- **Work request**:
State, as a number alone, how many lines of the entries contain the word "report".

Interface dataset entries

*** Block opens ***

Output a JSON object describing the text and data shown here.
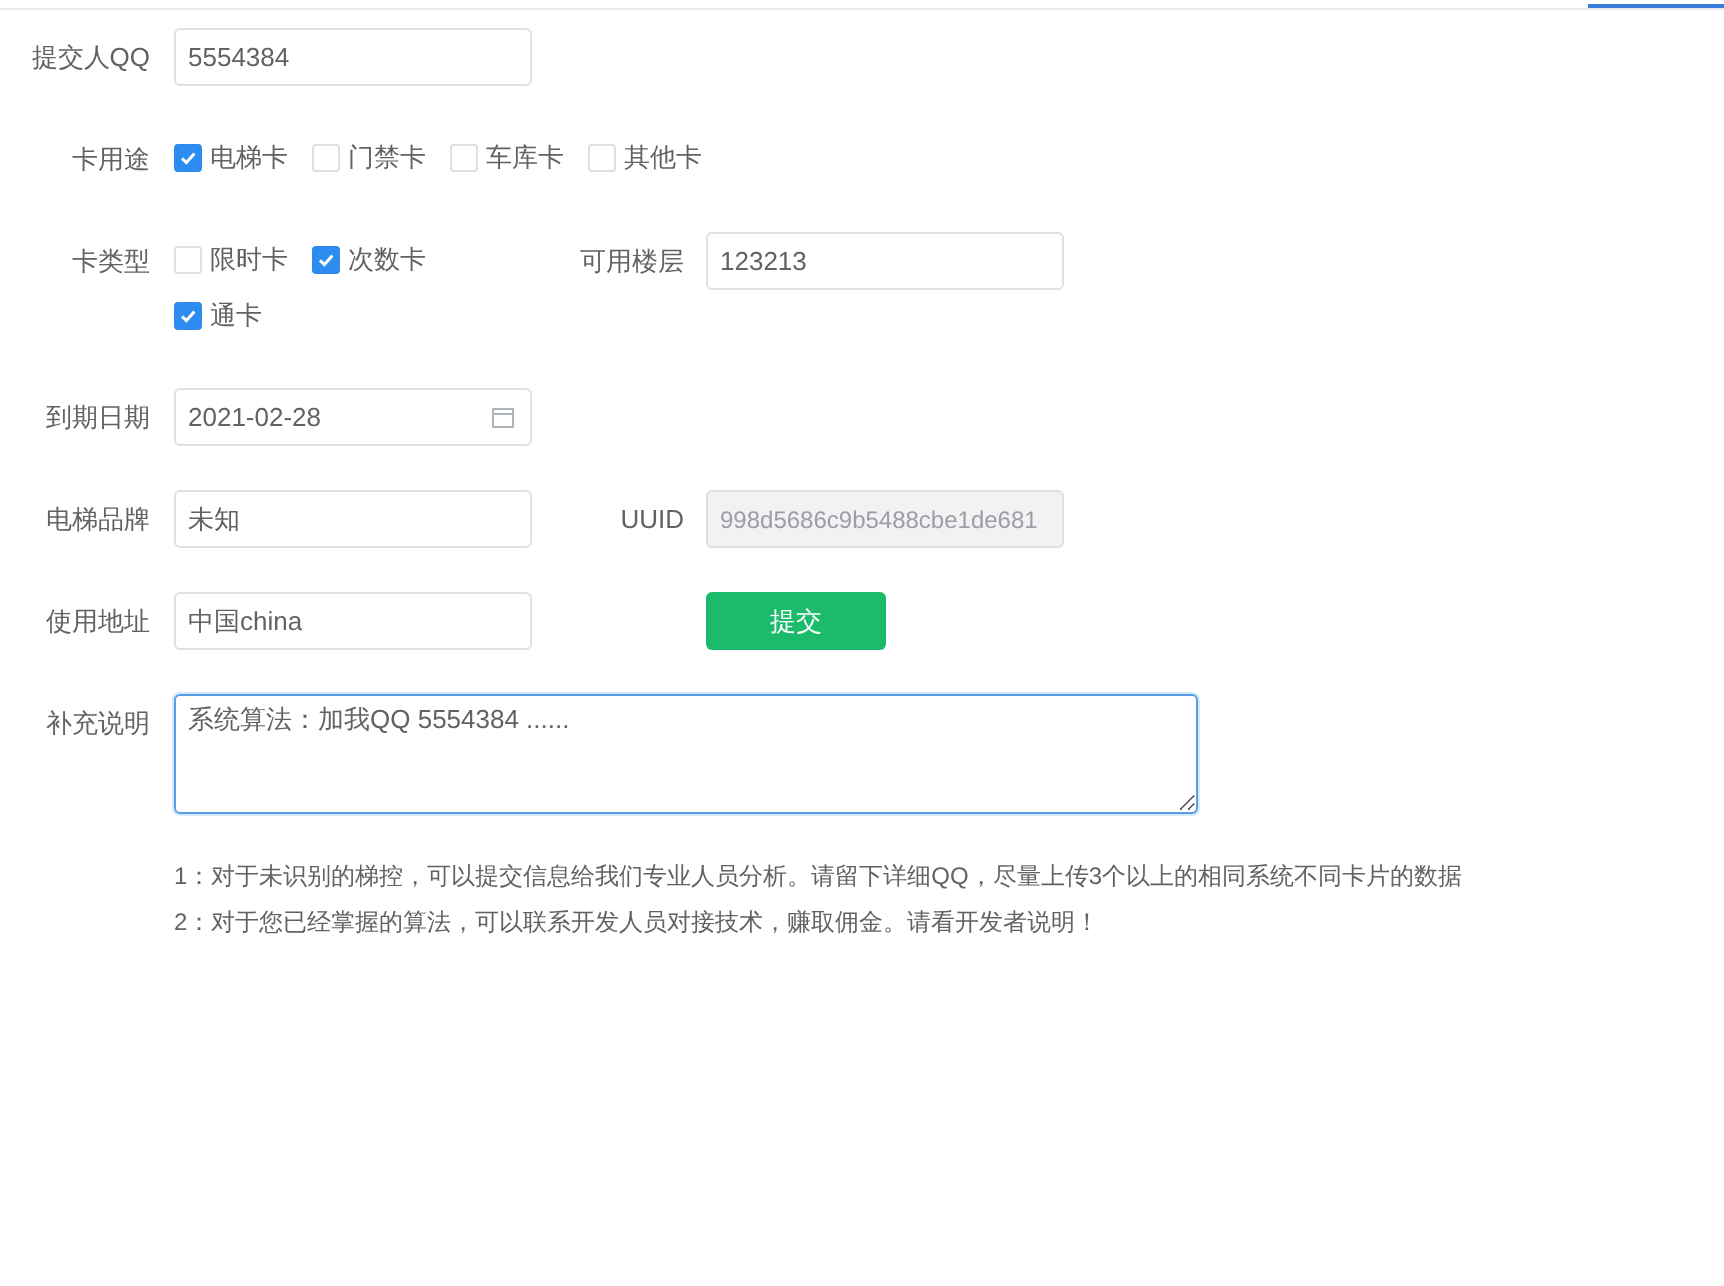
{
  "submitter_qq": {
    "label": "提交人QQ",
    "value": "5554384"
  },
  "card_use": {
    "label": "卡用途",
    "options": [
      {
        "label": "电梯卡",
        "checked": true
      },
      {
        "label": "门禁卡",
        "checked": false
      },
      {
        "label": "车库卡",
        "checked": false
      },
      {
        "label": "其他卡",
        "checked": false
      }
    ]
  },
  "card_type": {
    "label": "卡类型",
    "options": [
      {
        "label": "限时卡",
        "checked": false
      },
      {
        "label": "次数卡",
        "checked": true
      },
      {
        "label": "通卡",
        "checked": true
      }
    ]
  },
  "floors": {
    "label": "可用楼层",
    "value": "123213"
  },
  "expiry_date": {
    "label": "到期日期",
    "value": "2021-02-28"
  },
  "elevator_brand": {
    "label": "电梯品牌",
    "value": "未知"
  },
  "uuid": {
    "label": "UUID",
    "value": "998d5686c9b5488cbe1de681",
    "disabled": true
  },
  "address": {
    "label": "使用地址",
    "value": "中国china"
  },
  "submit_button": "提交",
  "remarks": {
    "label": "补充说明",
    "value": "系统算法：加我QQ 5554384 ......",
    "focused": true
  },
  "notes": [
    "1：对于未识别的梯控，可以提交信息给我们专业人员分析。请留下详细QQ，尽量上传3个以上的相同系统不同卡片的数据",
    "2：对于您已经掌握的算法，可以联系开发人员对接技术，赚取佣金。请看开发者说明！"
  ]
}
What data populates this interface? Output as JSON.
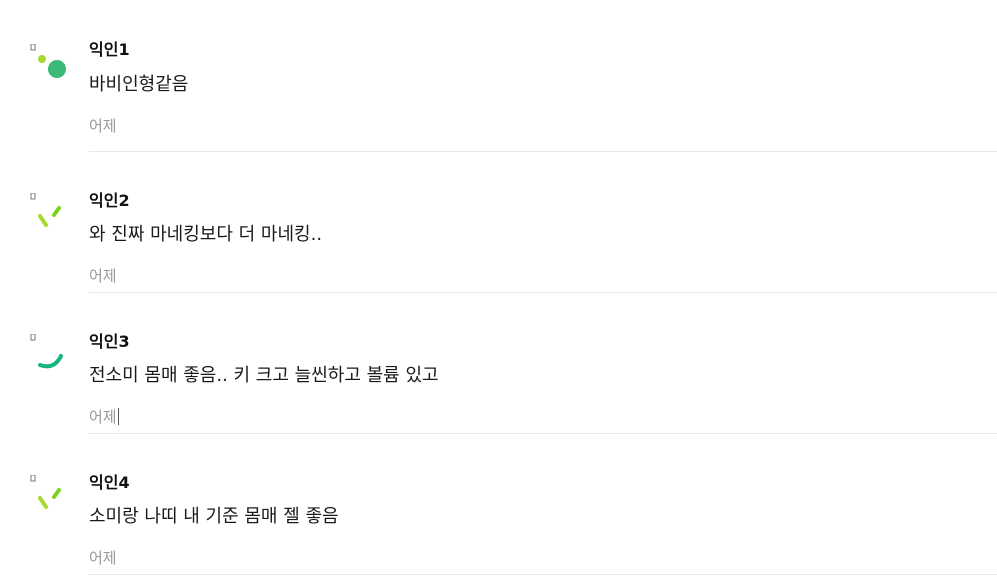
{
  "colors": {
    "author": "#111111",
    "text": "#1a1a1a",
    "time": "#9a9a9a",
    "divider": "#e9e9e9",
    "avatar_green": "#3cb878",
    "avatar_lime": "#a6d82f",
    "avatar_teal": "#16b57f"
  },
  "comments": [
    {
      "author": "익인1",
      "text": "바비인형같음",
      "time": "어제",
      "avatar_icon": "loading-dots-icon"
    },
    {
      "author": "익인2",
      "text": "와 진짜 마네킹보다 더 마네킹..",
      "time": "어제",
      "avatar_icon": "loading-dashes-icon"
    },
    {
      "author": "익인3",
      "text": "전소미 몸매 좋음.. 키 크고 늘씬하고 볼륨 있고",
      "time": "어제",
      "avatar_icon": "loading-arc-icon"
    },
    {
      "author": "익인4",
      "text": "소미랑 나띠 내 기준 몸매 젤 좋음",
      "time": "어제",
      "avatar_icon": "loading-dashes-icon"
    }
  ]
}
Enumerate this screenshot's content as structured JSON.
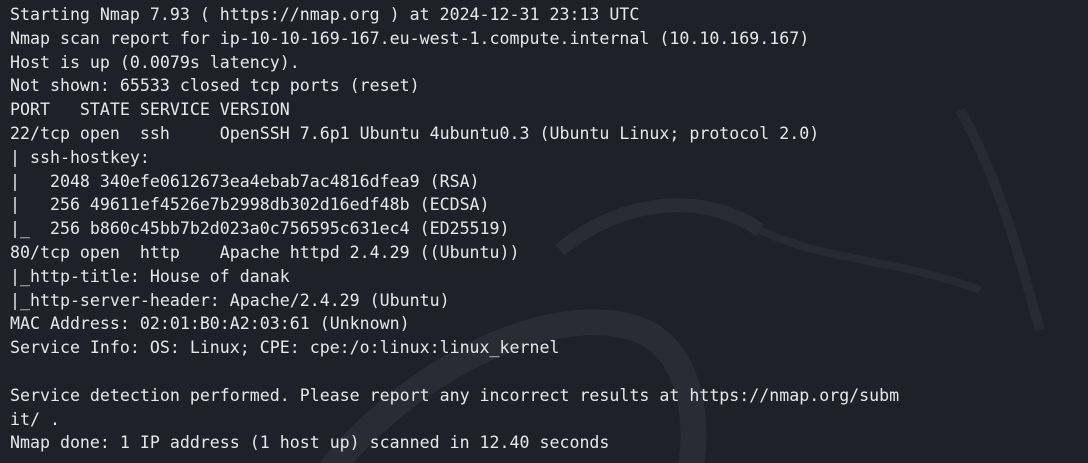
{
  "terminal": {
    "lines": [
      "Starting Nmap 7.93 ( https://nmap.org ) at 2024-12-31 23:13 UTC",
      "Nmap scan report for ip-10-10-169-167.eu-west-1.compute.internal (10.10.169.167)",
      "Host is up (0.0079s latency).",
      "Not shown: 65533 closed tcp ports (reset)",
      "PORT   STATE SERVICE VERSION",
      "22/tcp open  ssh     OpenSSH 7.6p1 Ubuntu 4ubuntu0.3 (Ubuntu Linux; protocol 2.0)",
      "| ssh-hostkey: ",
      "|   2048 340efe0612673ea4ebab7ac4816dfea9 (RSA)",
      "|   256 49611ef4526e7b2998db302d16edf48b (ECDSA)",
      "|_  256 b860c45bb7b2d023a0c756595c631ec4 (ED25519)",
      "80/tcp open  http    Apache httpd 2.4.29 ((Ubuntu))",
      "|_http-title: House of danak",
      "|_http-server-header: Apache/2.4.29 (Ubuntu)",
      "MAC Address: 02:01:B0:A2:03:61 (Unknown)",
      "Service Info: OS: Linux; CPE: cpe:/o:linux:linux_kernel",
      "",
      "Service detection performed. Please report any incorrect results at https://nmap.org/subm",
      "it/ .",
      "Nmap done: 1 IP address (1 host up) scanned in 12.40 seconds"
    ]
  }
}
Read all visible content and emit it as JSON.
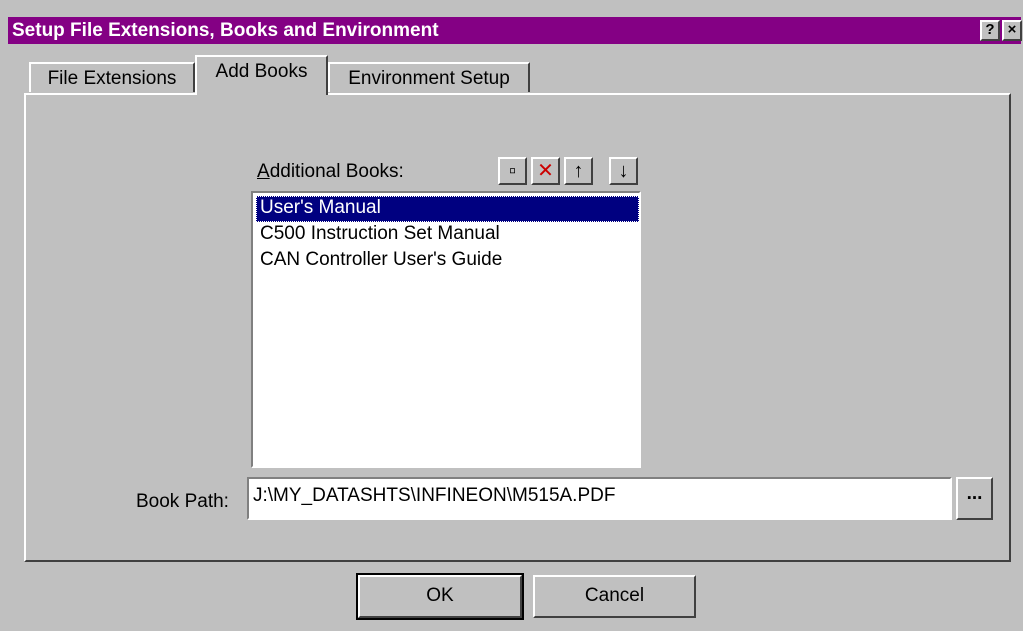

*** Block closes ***

- **The completed task**:
2